Learning is considered to be a boring process which requires much effort and rote-learning. No one likes monotonous work, but when the issue discussed in the classroom covers the sphere of the learner’s interest motivation increases instantly. It was mentioned in points six and seven above. Students learn not because they are made to or because they are having a test tomorrow, but because they are carried away by what they learn. But technical students seldom happen to be interested in learning foreign languages; consequently, teachers have to awaken this interest. Making this process interesting requires much of the teacher’s effort. There are a number of things a teacher should remember to make his classes more interesting for students:
Be enthusiastic. [3, p.50] If you look indifferent you will hardly be able to inspire anyone, but if you are full of interest and energy students “get infected” with your enthusiasm.
Focus on curiosity-inducing questions rather than delivery of facts. [3, p.50] The process of searching for the answer is much more interesting than getting ready made answers.

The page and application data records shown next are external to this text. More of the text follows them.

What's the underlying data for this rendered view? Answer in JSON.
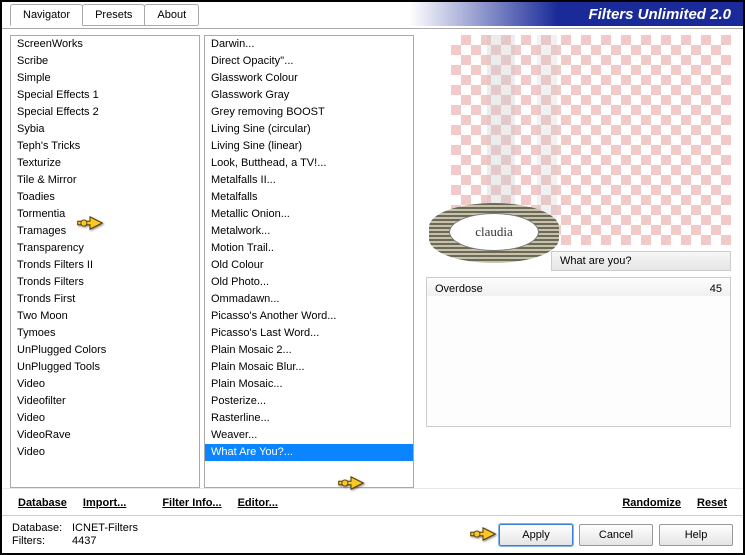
{
  "header": {
    "title": "Filters Unlimited 2.0"
  },
  "tabs": [
    {
      "label": "Navigator",
      "active": true
    },
    {
      "label": "Presets",
      "active": false
    },
    {
      "label": "About",
      "active": false
    }
  ],
  "categories": [
    "ScreenWorks",
    "Scribe",
    "Simple",
    "Special Effects 1",
    "Special Effects 2",
    "Sybia",
    "Teph's Tricks",
    "Texturize",
    "Tile & Mirror",
    "Toadies",
    "Tormentia",
    "Tramages",
    "Transparency",
    "Tronds Filters II",
    "Tronds Filters",
    "Tronds First",
    "Two Moon",
    "Tymoes",
    "UnPlugged Colors",
    "UnPlugged Tools",
    "Video",
    "Videofilter",
    "Video",
    "VideoRave",
    "Video"
  ],
  "filters": [
    "Darwin...",
    "Direct Opacity''...",
    "Glasswork Colour",
    "Glasswork Gray",
    "Grey removing BOOST",
    "Living Sine (circular)",
    "Living Sine (linear)",
    "Look, Butthead, a TV!...",
    "Metalfalls II...",
    "Metalfalls",
    "Metallic Onion...",
    "Metalwork...",
    "Motion Trail..",
    "Old Colour",
    "Old Photo...",
    "Ommadawn...",
    "Picasso's Another Word...",
    "Picasso's Last Word...",
    "Plain Mosaic 2...",
    "Plain Mosaic Blur...",
    "Plain Mosaic...",
    "Posterize...",
    "Rasterline...",
    "Weaver...",
    "What Are You?..."
  ],
  "selected_filter_index": 24,
  "preview": {
    "filter_name": "What are you?",
    "badge_text": "claudia"
  },
  "params": [
    {
      "name": "Overdose",
      "value": "45"
    }
  ],
  "toolbar": {
    "database": "Database",
    "import": "Import...",
    "filter_info": "Filter Info...",
    "editor": "Editor...",
    "randomize": "Randomize",
    "reset": "Reset"
  },
  "footer": {
    "db_label": "Database:",
    "db_value": "ICNET-Filters",
    "filters_label": "Filters:",
    "filters_value": "4437",
    "apply": "Apply",
    "cancel": "Cancel",
    "help": "Help"
  }
}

Show the relevance of what you are teaching to the real world. [3, p.50] When students have an opportunity to apply their knowledge or at least see how and where they can do it they learn more willingly.
Make use of student creativity and self-expression. [3, p.50] It works because students do not read the texts written by somebody else or do sets of exercises, but can design their own products. They can also demonstrate their talents and skills not related to language learning directly, for instance, teachers can use activities which include drawing, creating stories, singing etc.

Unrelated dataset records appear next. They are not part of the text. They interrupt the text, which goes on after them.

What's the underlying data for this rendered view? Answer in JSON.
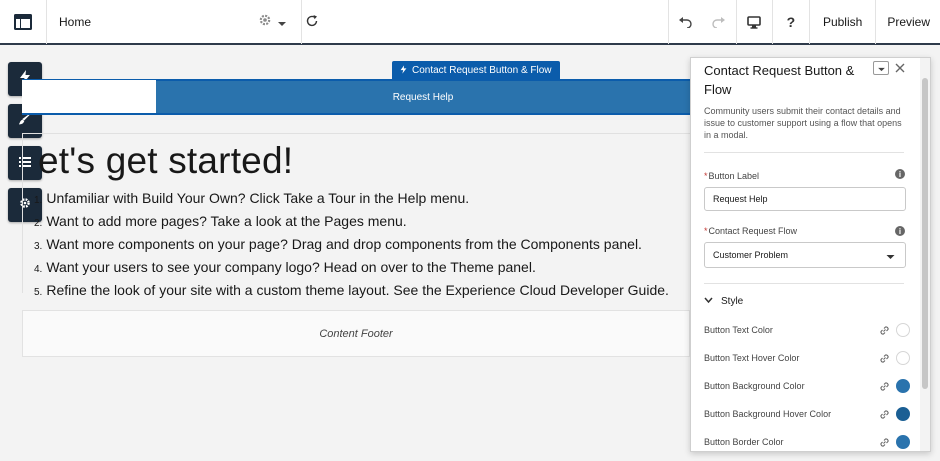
{
  "topbar": {
    "home_label": "Home",
    "publish_label": "Publish",
    "preview_label": "Preview",
    "help_label": "?"
  },
  "canvas": {
    "component_tag": "Contact Request Button & Flow",
    "button_text": "Request Help",
    "heading": "et's get started!",
    "steps": [
      {
        "num": "1.",
        "text": "Unfamiliar with Build Your Own? Click Take a Tour in the Help menu."
      },
      {
        "num": "2.",
        "text": "Want to add more pages? Take a look at the Pages menu."
      },
      {
        "num": "3.",
        "text": "Want more components on your page? Drag and drop components from the Components panel."
      },
      {
        "num": "4.",
        "text": "Want your users to see your company logo? Head on over to the Theme panel."
      },
      {
        "num": "5.",
        "text": "Refine the look of your site with a custom theme layout. See the Experience Cloud Developer Guide."
      }
    ],
    "footer": "Content Footer"
  },
  "panel": {
    "title": "Contact Request Button & Flow",
    "description": "Community users submit their contact details and issue to customer support using a flow that opens in a modal.",
    "button_label_field": {
      "label": "Button Label",
      "required": "*",
      "value": "Request Help"
    },
    "flow_field": {
      "label": "Contact Request Flow",
      "required": "*",
      "value": "Customer Problem"
    },
    "style_section": "Style",
    "style_rows": [
      {
        "label": "Button Text Color",
        "color": "#ffffff"
      },
      {
        "label": "Button Text Hover Color",
        "color": "#ffffff"
      },
      {
        "label": "Button Background Color",
        "color": "#2a73ad"
      },
      {
        "label": "Button Background Hover Color",
        "color": "#1b5f94"
      },
      {
        "label": "Button Border Color",
        "color": "#2a73ad"
      }
    ]
  },
  "icons": [
    "layout-icon",
    "gear-icon",
    "chevron-down-icon",
    "refresh-icon",
    "undo-icon",
    "redo-icon",
    "desktop-icon",
    "lightning-icon",
    "brush-icon",
    "list-icon",
    "settings-icon",
    "close-icon",
    "info-icon",
    "link-icon"
  ]
}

Make sure students are active. [3, p.50] Firstly, the harder the students work, the more they value the result. Secondly, when everyone is involved in the activity it increases the competition and excitement.
Change the students’ activity regularly. [3, p.50] Students get tired faster if they keep doing one and the same for some time. But if the activities are changed regularly they do not notice for how long they have worked.

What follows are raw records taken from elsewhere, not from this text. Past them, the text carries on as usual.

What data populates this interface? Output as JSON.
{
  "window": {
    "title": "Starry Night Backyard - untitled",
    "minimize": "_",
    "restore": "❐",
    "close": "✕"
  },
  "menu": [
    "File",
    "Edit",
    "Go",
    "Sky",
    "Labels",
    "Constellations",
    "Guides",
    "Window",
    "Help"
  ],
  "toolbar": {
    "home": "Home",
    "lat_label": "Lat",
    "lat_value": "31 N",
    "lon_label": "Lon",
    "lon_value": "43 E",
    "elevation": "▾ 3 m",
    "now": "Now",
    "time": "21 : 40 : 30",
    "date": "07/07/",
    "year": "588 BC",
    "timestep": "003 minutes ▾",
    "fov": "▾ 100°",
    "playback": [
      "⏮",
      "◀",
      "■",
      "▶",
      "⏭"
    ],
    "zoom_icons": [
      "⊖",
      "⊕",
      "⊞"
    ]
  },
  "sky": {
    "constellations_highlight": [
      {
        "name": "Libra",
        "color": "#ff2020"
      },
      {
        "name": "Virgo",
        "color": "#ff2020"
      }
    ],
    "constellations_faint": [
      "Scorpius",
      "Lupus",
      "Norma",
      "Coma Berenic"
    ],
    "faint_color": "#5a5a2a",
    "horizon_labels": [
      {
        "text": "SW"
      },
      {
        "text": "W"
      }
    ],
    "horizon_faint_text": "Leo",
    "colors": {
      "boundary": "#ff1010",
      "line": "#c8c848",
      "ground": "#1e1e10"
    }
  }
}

Very few of us, teachers, are lucky enough to have the classrooms filled with students willing to learn. But, as far as motivation is one of the keys to successful learning, not only students but also teachers are interested in increasing it. For this reason the tips mentioned in the article can be rather helpful for teachers, especially for those who are at the beginning of their career.
Petty G. Teaching Today. A Practical Guide. – Nelson Thornes, 1997
Williams M, Burden R.L. Psychology for Language Teachers. A social constructivist approach. – Cambridge University Press, 1997
Petty G. Evidence Based Teaching - A practical approach // 2006. URL: http://www.geoffpetty.com/evidence_based.htm (15.07.2011)
Petty G. – Active Learning // 2006. URL: http://www.geoffpetty.com/activelearning.html (15.07.2011)
Hattie J. – Visible Learning; a synthesis of over 800 meta-analyses relating to achievement (London; Routledge, 2009) // 2010. URL: http://www.learningandteaching.info/teaching/what_works.htm (15.07.2011)